| What the task asks |
Leaving the pictures aside, repeat the entries exactly.

(Data about app and page elements)
***
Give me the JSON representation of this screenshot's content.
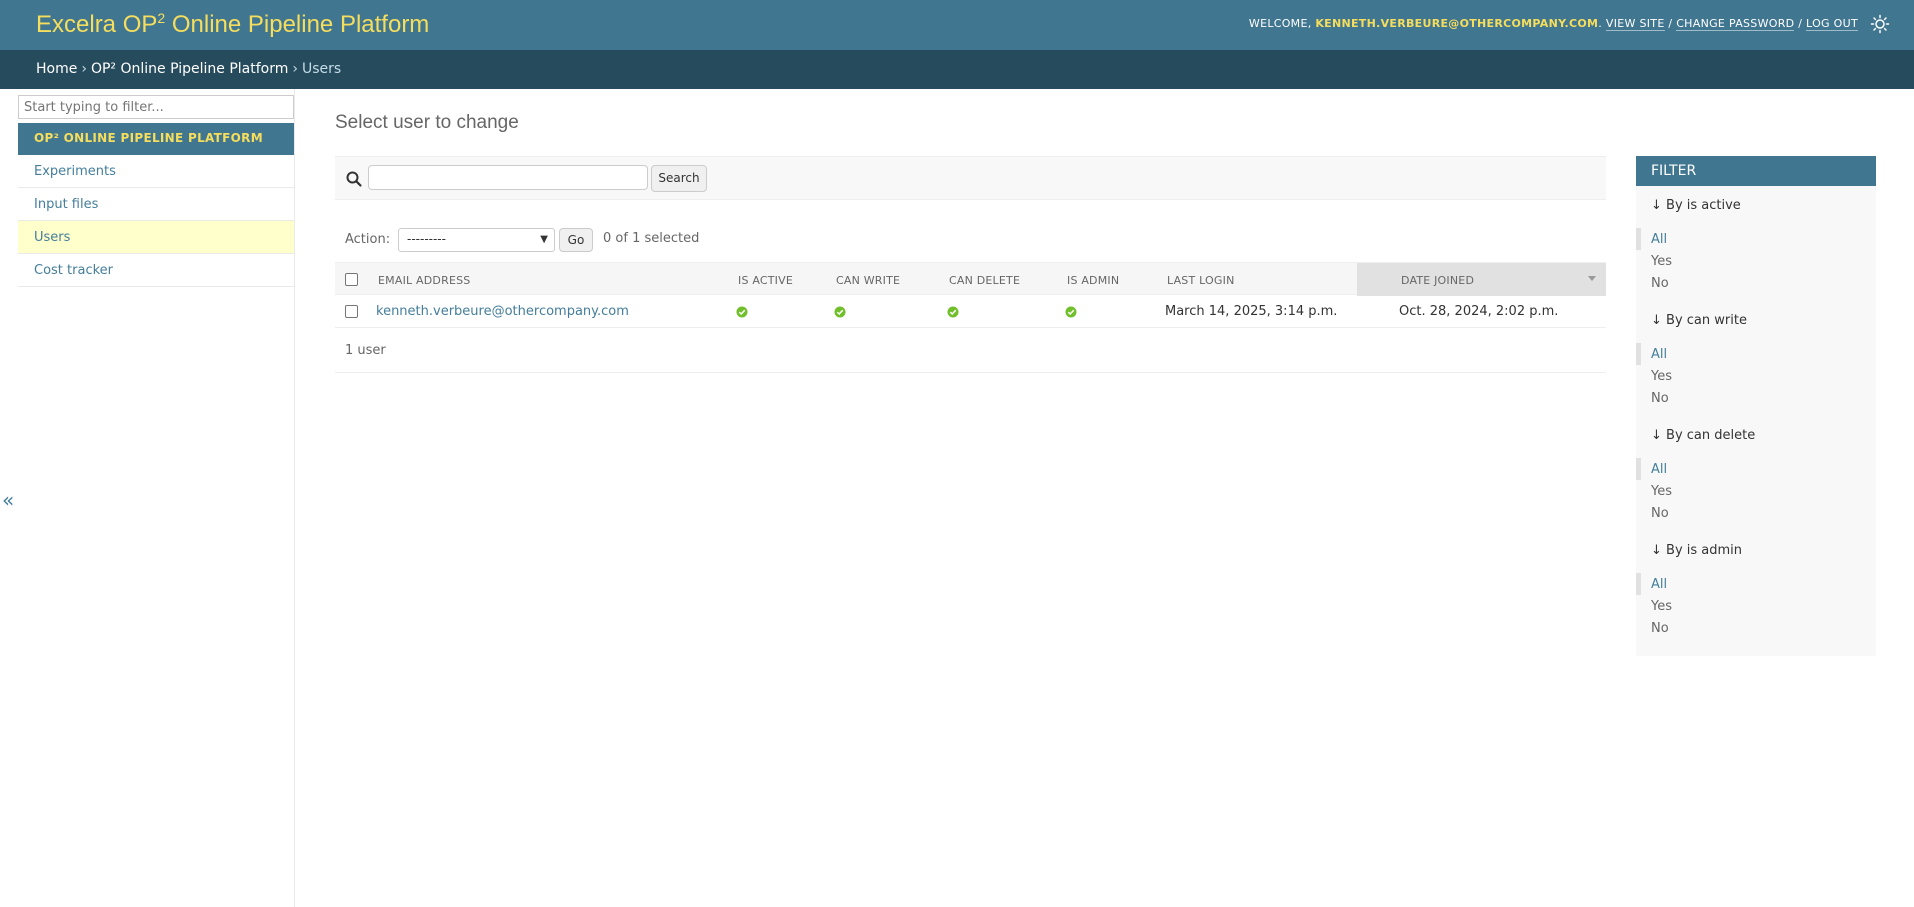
{
  "header": {
    "brand_prefix": "Excelra OP",
    "brand_sup": "2",
    "brand_suffix": " Online Pipeline Platform",
    "welcome": "Welcome,",
    "username": "kenneth.verbeure@othercompany.com",
    "view_site": "View site",
    "change_password": "Change password",
    "log_out": "Log out",
    "theme_icon": "sun-icon"
  },
  "breadcrumbs": {
    "home": "Home",
    "app": "OP² Online Pipeline Platform",
    "current": "Users"
  },
  "sidebar": {
    "filter_placeholder": "Start typing to filter...",
    "app_caption": "OP² Online Pipeline Platform",
    "items": [
      {
        "label": "Experiments",
        "active": false
      },
      {
        "label": "Input files",
        "active": false
      },
      {
        "label": "Users",
        "active": true
      },
      {
        "label": "Cost tracker",
        "active": false
      }
    ],
    "collapse_label": "«"
  },
  "main": {
    "title": "Select user to change",
    "search_button": "Search",
    "search_value": "",
    "action_label": "Action:",
    "action_selected": "---------",
    "go_button": "Go",
    "counter": "0 of 1 selected",
    "columns": [
      "Email address",
      "Is active",
      "Can write",
      "Can delete",
      "Is admin",
      "Last login",
      "Date joined"
    ],
    "sorted_column": "Date joined",
    "rows": [
      {
        "email": "kenneth.verbeure@othercompany.com",
        "is_active": true,
        "can_write": true,
        "can_delete": true,
        "is_admin": true,
        "last_login": "March 14, 2025, 3:14 p.m.",
        "date_joined": "Oct. 28, 2024, 2:02 p.m."
      }
    ],
    "paginator": "1 user"
  },
  "filter": {
    "title": "Filter",
    "sections": [
      {
        "title": "↓ By is active",
        "options": [
          "All",
          "Yes",
          "No"
        ],
        "selected": "All"
      },
      {
        "title": "↓ By can write",
        "options": [
          "All",
          "Yes",
          "No"
        ],
        "selected": "All"
      },
      {
        "title": "↓ By can delete",
        "options": [
          "All",
          "Yes",
          "No"
        ],
        "selected": "All"
      },
      {
        "title": "↓ By is admin",
        "options": [
          "All",
          "Yes",
          "No"
        ],
        "selected": "All"
      }
    ]
  },
  "colors": {
    "header_bg": "#417690",
    "breadcrumb_bg": "#264b5d",
    "brand_yellow": "#f5dd5d",
    "link": "#447e9b",
    "active_row": "#ffffcc",
    "bool_yes": "#70bf2b"
  }
}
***
| Output of the task |
Give me the JSON representation of this screenshot's content.
{
  "header": {
    "brand_prefix": "Excelra OP",
    "brand_sup": "2",
    "brand_suffix": " Online Pipeline Platform",
    "welcome": "Welcome,",
    "username": "kenneth.verbeure@othercompany.com",
    "view_site": "View site",
    "change_password": "Change password",
    "log_out": "Log out",
    "theme_icon": "sun-icon"
  },
  "breadcrumbs": {
    "home": "Home",
    "app": "OP² Online Pipeline Platform",
    "current": "Users"
  },
  "sidebar": {
    "filter_placeholder": "Start typing to filter...",
    "app_caption": "OP² Online Pipeline Platform",
    "items": [
      {
        "label": "Experiments",
        "active": false
      },
      {
        "label": "Input files",
        "active": false
      },
      {
        "label": "Users",
        "active": true
      },
      {
        "label": "Cost tracker",
        "active": false
      }
    ],
    "collapse_label": "«"
  },
  "main": {
    "title": "Select user to change",
    "search_button": "Search",
    "search_value": "",
    "action_label": "Action:",
    "action_selected": "---------",
    "go_button": "Go",
    "counter": "0 of 1 selected",
    "columns": [
      "Email address",
      "Is active",
      "Can write",
      "Can delete",
      "Is admin",
      "Last login",
      "Date joined"
    ],
    "sorted_column": "Date joined",
    "rows": [
      {
        "email": "kenneth.verbeure@othercompany.com",
        "is_active": true,
        "can_write": true,
        "can_delete": true,
        "is_admin": true,
        "last_login": "March 14, 2025, 3:14 p.m.",
        "date_joined": "Oct. 28, 2024, 2:02 p.m."
      }
    ],
    "paginator": "1 user"
  },
  "filter": {
    "title": "Filter",
    "sections": [
      {
        "title": "↓ By is active",
        "options": [
          "All",
          "Yes",
          "No"
        ],
        "selected": "All"
      },
      {
        "title": "↓ By can write",
        "options": [
          "All",
          "Yes",
          "No"
        ],
        "selected": "All"
      },
      {
        "title": "↓ By can delete",
        "options": [
          "All",
          "Yes",
          "No"
        ],
        "selected": "All"
      },
      {
        "title": "↓ By is admin",
        "options": [
          "All",
          "Yes",
          "No"
        ],
        "selected": "All"
      }
    ]
  },
  "colors": {
    "header_bg": "#417690",
    "breadcrumb_bg": "#264b5d",
    "brand_yellow": "#f5dd5d",
    "link": "#447e9b",
    "active_row": "#ffffcc",
    "bool_yes": "#70bf2b"
  }
}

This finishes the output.